Action item:
Scan the records below, and wherever a line has the word "Frames", pull it out.

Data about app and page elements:
▼▼▼
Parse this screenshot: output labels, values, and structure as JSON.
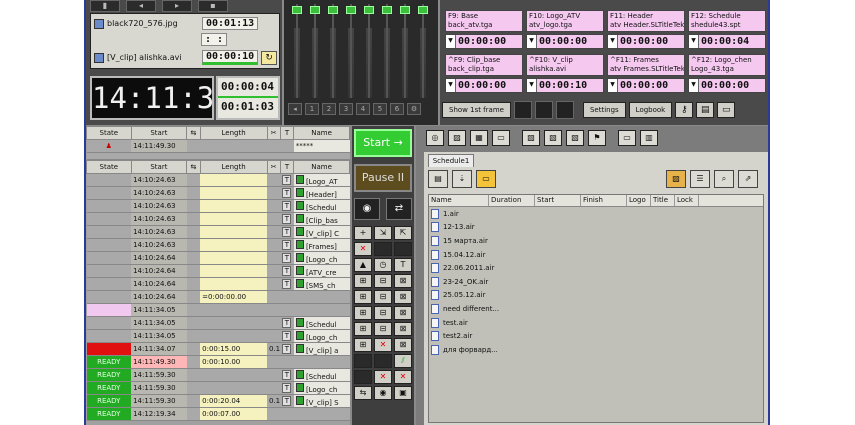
{
  "preview": {
    "clip1_name": "black720_576.jpg",
    "clip1_tc": "00:01:13",
    "clip1_tc2": ":   :",
    "clip2_name": "[V_clip] alishka.avi",
    "clip2_tc": "00:00:10"
  },
  "clock": {
    "time": "14:11:38",
    "tc_a": "00:00:04",
    "tc_b": "00:01:03"
  },
  "mixer": {
    "numbers": [
      "1",
      "2",
      "3",
      "4",
      "5",
      "6"
    ]
  },
  "fkeys": [
    {
      "label1": "F9: Base",
      "label2": "back_atv.tga",
      "tc": "00:00:00"
    },
    {
      "label1": "F10: Logo_ATV",
      "label2": "atv_logo.tga",
      "tc": "00:00:00"
    },
    {
      "label1": "F11: Header",
      "label2": "atv Header.SLTitleTek",
      "tc": "00:00:00"
    },
    {
      "label1": "F12: Schedule",
      "label2": "shedule43.spt",
      "tc": "00:00:04"
    },
    {
      "label1": "^F9: Clip_base",
      "label2": "back_clip.tga",
      "tc": "00:00:00"
    },
    {
      "label1": "^F10: V_clip",
      "label2": "alishka.avi",
      "tc": "00:00:10"
    },
    {
      "label1": "^F11: Frames",
      "label2": "atv Frames.SLTitleTek",
      "tc": "00:00:00"
    },
    {
      "label1": "^F12: Logo_chen",
      "label2": "Logo_43.tga",
      "tc": "00:00:00"
    }
  ],
  "topbar": {
    "show_1st": "Show 1st frame",
    "settings": "Settings",
    "logbook": "Logbook"
  },
  "columns": {
    "state": "State",
    "start": "Start",
    "length": "Length",
    "name": "Name"
  },
  "top_table": {
    "rows": [
      {
        "start": "14:11:49.30",
        "name": "*****"
      }
    ]
  },
  "main_table": {
    "rows": [
      {
        "state": "",
        "start": "14:10:24.63",
        "length": "",
        "x": "",
        "name": "[Logo_AT"
      },
      {
        "state": "",
        "start": "14:10:24.63",
        "length": "",
        "x": "",
        "name": "[Header]"
      },
      {
        "state": "",
        "start": "14:10:24.63",
        "length": "",
        "x": "",
        "name": "[Schedul"
      },
      {
        "state": "",
        "start": "14:10:24.63",
        "length": "",
        "x": "",
        "name": "[Clip_bas"
      },
      {
        "state": "",
        "start": "14:10:24.63",
        "length": "",
        "x": "",
        "name": "[V_clip] C"
      },
      {
        "state": "",
        "start": "14:10:24.63",
        "length": "",
        "x": "",
        "name": "[Frames]"
      },
      {
        "state": "",
        "start": "14:10:24.64",
        "length": "",
        "x": "",
        "name": "[Logo_ch"
      },
      {
        "state": "",
        "start": "14:10:24.64",
        "length": "",
        "x": "",
        "name": "[ATV_cre"
      },
      {
        "state": "",
        "start": "14:10:24.64",
        "length": "",
        "x": "",
        "name": "[SMS_ch"
      },
      {
        "state": "",
        "start": "14:10:24.64",
        "length": "=0:00:00.00",
        "x": "",
        "name": ""
      },
      {
        "state": "",
        "start": "14:11:34.05",
        "length": "",
        "x": "",
        "name": ""
      },
      {
        "state": "",
        "start": "14:11:34.05",
        "length": "",
        "x": "",
        "name": "[Schedul"
      },
      {
        "state": "",
        "start": "14:11:34.05",
        "length": "",
        "x": "",
        "name": "[Logo_ch"
      },
      {
        "state": "",
        "start": "14:11:34.07",
        "length": "0:00:15.00",
        "x": "0.10",
        "name": "[V_clip] a"
      },
      {
        "state": "READY",
        "start": "14:11:49.30",
        "length": "0:00:10.00",
        "x": "",
        "name": ""
      },
      {
        "state": "READY",
        "start": "14:11:59.30",
        "length": "",
        "x": "",
        "name": "[Schedul"
      },
      {
        "state": "READY",
        "start": "14:11:59.30",
        "length": "",
        "x": "",
        "name": "[Logo_ch"
      },
      {
        "state": "READY",
        "start": "14:11:59.30",
        "length": "0:00:20.04",
        "x": "0.10",
        "name": "[V_clip] S"
      },
      {
        "state": "READY",
        "start": "14:12:19.34",
        "length": "0:00:07.00",
        "x": "",
        "name": ""
      }
    ]
  },
  "controls": {
    "start": "Start",
    "start_glyph": "→",
    "pause": "Pause",
    "pause_glyph": "II"
  },
  "schedule": {
    "tab": "Schedule1",
    "headers": [
      "Name",
      "Duration",
      "Start",
      "Finish",
      "Logo",
      "Title",
      "Lock"
    ],
    "files": [
      "1.air",
      "12-13.air",
      "15 марта.air",
      "15.04.12.air",
      "22.06.2011.air",
      "23-24_OK.air",
      "25.05.12.air",
      "need different...",
      "test.air",
      "test2.air",
      "для форвард..."
    ]
  }
}
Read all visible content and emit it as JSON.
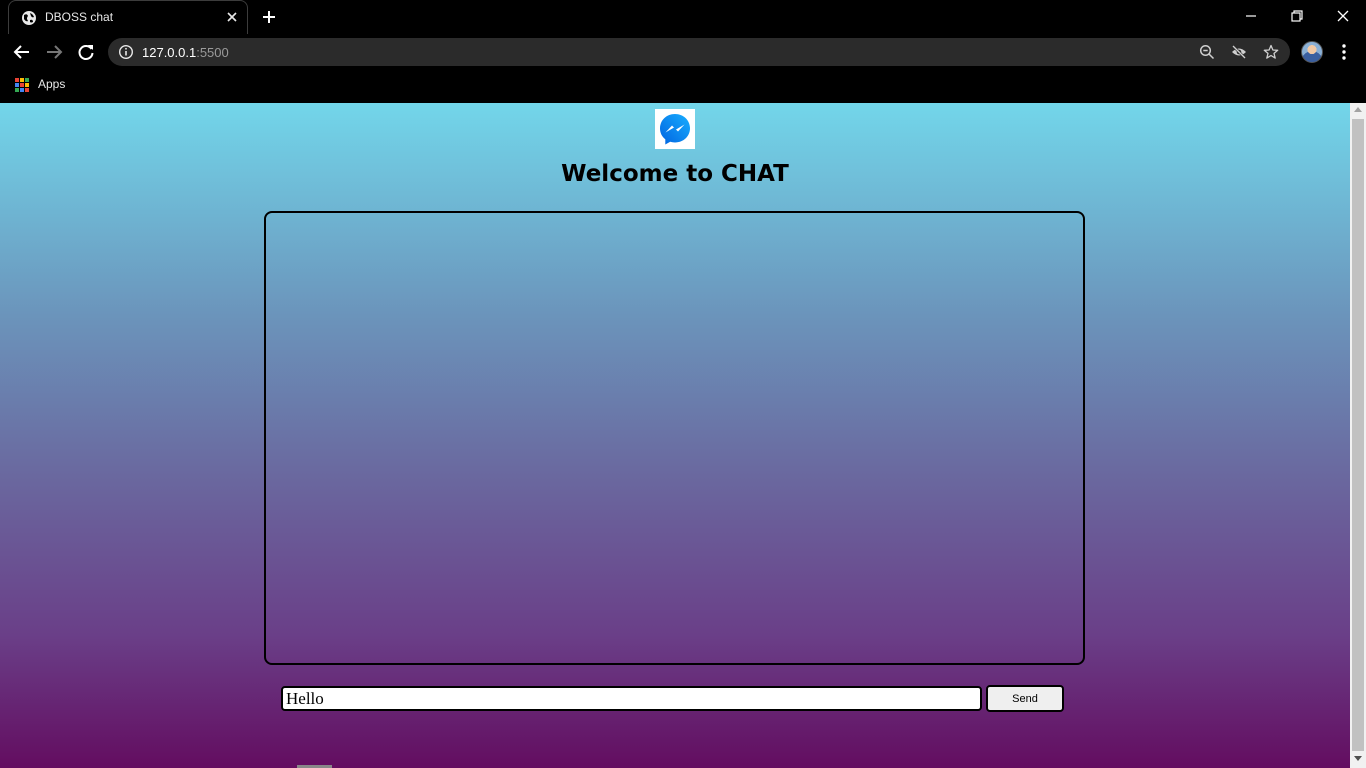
{
  "browser": {
    "tab_title": "DBOSS chat",
    "url_host": "127.0.0.1",
    "url_port": ":5500",
    "bookmarks": {
      "apps_label": "Apps"
    },
    "icons": [
      "globe-icon",
      "close-icon",
      "plus-icon",
      "minimize-icon",
      "restore-icon",
      "back-arrow-icon",
      "forward-arrow-icon",
      "reload-icon",
      "info-icon",
      "zoom-out-icon",
      "tracking-eye-off-icon",
      "star-icon",
      "avatar",
      "kebab-menu-icon",
      "apps-grid-icon"
    ]
  },
  "page": {
    "heading": "Welcome to CHAT",
    "logo": "messenger-logo",
    "message_input_value": "Hello",
    "send_label": "Send",
    "colors": {
      "gradient_top": "#72d6ea",
      "gradient_bottom": "#630d60",
      "messenger_blue": "#0a7cff"
    }
  }
}
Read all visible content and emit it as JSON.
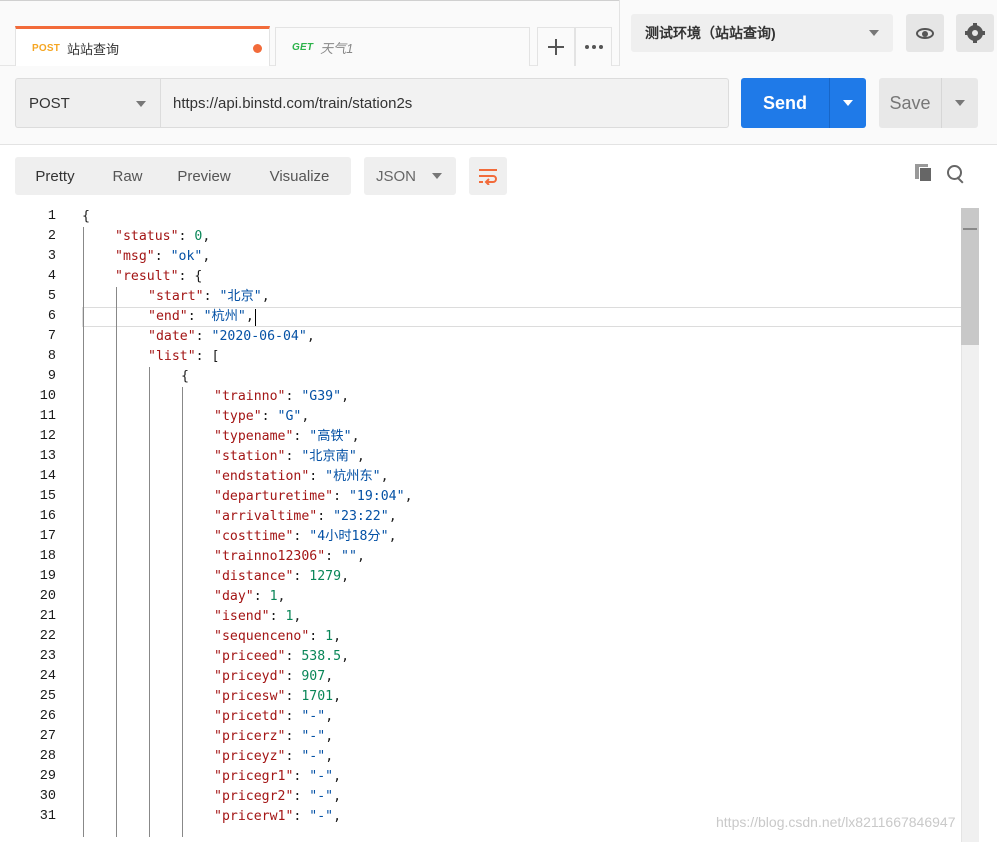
{
  "tabs": [
    {
      "method": "POST",
      "title": "站站查询",
      "unsaved": true
    },
    {
      "method": "GET",
      "title": "天气1",
      "unsaved": false
    }
  ],
  "environment": {
    "selected": "测试环境（站站查询)"
  },
  "request": {
    "method": "POST",
    "url": "https://api.binstd.com/train/station2s",
    "send_label": "Send",
    "save_label": "Save"
  },
  "response": {
    "view_tabs": [
      "Pretty",
      "Raw",
      "Preview",
      "Visualize"
    ],
    "format": "JSON",
    "lines": [
      [
        [
          "p",
          "{"
        ]
      ],
      [
        [
          "k",
          "\"status\""
        ],
        [
          "p",
          ": "
        ],
        [
          "n",
          "0"
        ],
        [
          "p",
          ","
        ]
      ],
      [
        [
          "k",
          "\"msg\""
        ],
        [
          "p",
          ": "
        ],
        [
          "s",
          "\"ok\""
        ],
        [
          "p",
          ","
        ]
      ],
      [
        [
          "k",
          "\"result\""
        ],
        [
          "p",
          ": {"
        ]
      ],
      [
        [
          "k",
          "\"start\""
        ],
        [
          "p",
          ": "
        ],
        [
          "s",
          "\"北京\""
        ],
        [
          "p",
          ","
        ]
      ],
      [
        [
          "k",
          "\"end\""
        ],
        [
          "p",
          ": "
        ],
        [
          "s",
          "\"杭州\""
        ],
        [
          "p",
          ","
        ]
      ],
      [
        [
          "k",
          "\"date\""
        ],
        [
          "p",
          ": "
        ],
        [
          "s",
          "\"2020-06-04\""
        ],
        [
          "p",
          ","
        ]
      ],
      [
        [
          "k",
          "\"list\""
        ],
        [
          "p",
          ": ["
        ]
      ],
      [
        [
          "p",
          "{"
        ]
      ],
      [
        [
          "k",
          "\"trainno\""
        ],
        [
          "p",
          ": "
        ],
        [
          "s",
          "\"G39\""
        ],
        [
          "p",
          ","
        ]
      ],
      [
        [
          "k",
          "\"type\""
        ],
        [
          "p",
          ": "
        ],
        [
          "s",
          "\"G\""
        ],
        [
          "p",
          ","
        ]
      ],
      [
        [
          "k",
          "\"typename\""
        ],
        [
          "p",
          ": "
        ],
        [
          "s",
          "\"高铁\""
        ],
        [
          "p",
          ","
        ]
      ],
      [
        [
          "k",
          "\"station\""
        ],
        [
          "p",
          ": "
        ],
        [
          "s",
          "\"北京南\""
        ],
        [
          "p",
          ","
        ]
      ],
      [
        [
          "k",
          "\"endstation\""
        ],
        [
          "p",
          ": "
        ],
        [
          "s",
          "\"杭州东\""
        ],
        [
          "p",
          ","
        ]
      ],
      [
        [
          "k",
          "\"departuretime\""
        ],
        [
          "p",
          ": "
        ],
        [
          "s",
          "\"19:04\""
        ],
        [
          "p",
          ","
        ]
      ],
      [
        [
          "k",
          "\"arrivaltime\""
        ],
        [
          "p",
          ": "
        ],
        [
          "s",
          "\"23:22\""
        ],
        [
          "p",
          ","
        ]
      ],
      [
        [
          "k",
          "\"costtime\""
        ],
        [
          "p",
          ": "
        ],
        [
          "s",
          "\"4小时18分\""
        ],
        [
          "p",
          ","
        ]
      ],
      [
        [
          "k",
          "\"trainno12306\""
        ],
        [
          "p",
          ": "
        ],
        [
          "s",
          "\"\""
        ],
        [
          "p",
          ","
        ]
      ],
      [
        [
          "k",
          "\"distance\""
        ],
        [
          "p",
          ": "
        ],
        [
          "n",
          "1279"
        ],
        [
          "p",
          ","
        ]
      ],
      [
        [
          "k",
          "\"day\""
        ],
        [
          "p",
          ": "
        ],
        [
          "n",
          "1"
        ],
        [
          "p",
          ","
        ]
      ],
      [
        [
          "k",
          "\"isend\""
        ],
        [
          "p",
          ": "
        ],
        [
          "n",
          "1"
        ],
        [
          "p",
          ","
        ]
      ],
      [
        [
          "k",
          "\"sequenceno\""
        ],
        [
          "p",
          ": "
        ],
        [
          "n",
          "1"
        ],
        [
          "p",
          ","
        ]
      ],
      [
        [
          "k",
          "\"priceed\""
        ],
        [
          "p",
          ": "
        ],
        [
          "n",
          "538.5"
        ],
        [
          "p",
          ","
        ]
      ],
      [
        [
          "k",
          "\"priceyd\""
        ],
        [
          "p",
          ": "
        ],
        [
          "n",
          "907"
        ],
        [
          "p",
          ","
        ]
      ],
      [
        [
          "k",
          "\"pricesw\""
        ],
        [
          "p",
          ": "
        ],
        [
          "n",
          "1701"
        ],
        [
          "p",
          ","
        ]
      ],
      [
        [
          "k",
          "\"pricetd\""
        ],
        [
          "p",
          ": "
        ],
        [
          "s",
          "\"-\""
        ],
        [
          "p",
          ","
        ]
      ],
      [
        [
          "k",
          "\"pricerz\""
        ],
        [
          "p",
          ": "
        ],
        [
          "s",
          "\"-\""
        ],
        [
          "p",
          ","
        ]
      ],
      [
        [
          "k",
          "\"priceyz\""
        ],
        [
          "p",
          ": "
        ],
        [
          "s",
          "\"-\""
        ],
        [
          "p",
          ","
        ]
      ],
      [
        [
          "k",
          "\"pricegr1\""
        ],
        [
          "p",
          ": "
        ],
        [
          "s",
          "\"-\""
        ],
        [
          "p",
          ","
        ]
      ],
      [
        [
          "k",
          "\"pricegr2\""
        ],
        [
          "p",
          ": "
        ],
        [
          "s",
          "\"-\""
        ],
        [
          "p",
          ","
        ]
      ],
      [
        [
          "k",
          "\"pricerw1\""
        ],
        [
          "p",
          ": "
        ],
        [
          "s",
          "\"-\""
        ],
        [
          "p",
          ","
        ]
      ]
    ],
    "indent_levels": [
      0,
      1,
      1,
      1,
      2,
      2,
      2,
      2,
      3,
      4,
      4,
      4,
      4,
      4,
      4,
      4,
      4,
      4,
      4,
      4,
      4,
      4,
      4,
      4,
      4,
      4,
      4,
      4,
      4,
      4,
      4
    ]
  },
  "watermark": "https://blog.csdn.net/lx8211667846947",
  "colors": {
    "accent": "#f26b3a",
    "send": "#1f7ae8",
    "json_key": "#a31515",
    "json_string": "#0451a5",
    "json_number": "#098658"
  }
}
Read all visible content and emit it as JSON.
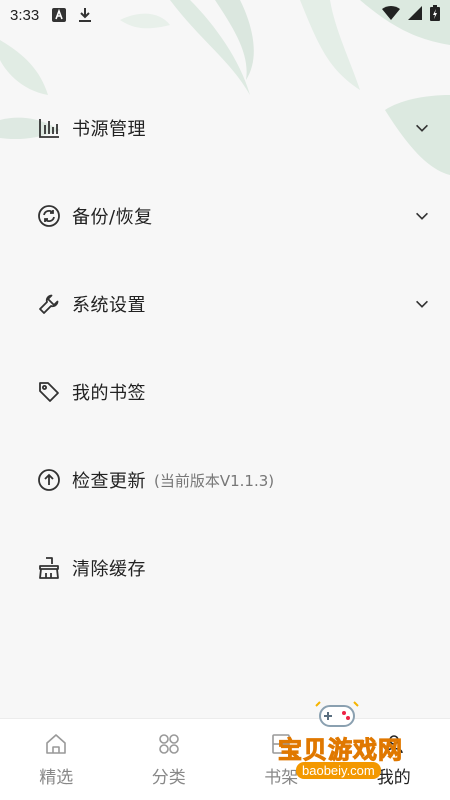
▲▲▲
Result:
      "label1": "^F11: Frames",
      "label2": "atv Frames.SLTitleTek",
        "name": "[Frames]"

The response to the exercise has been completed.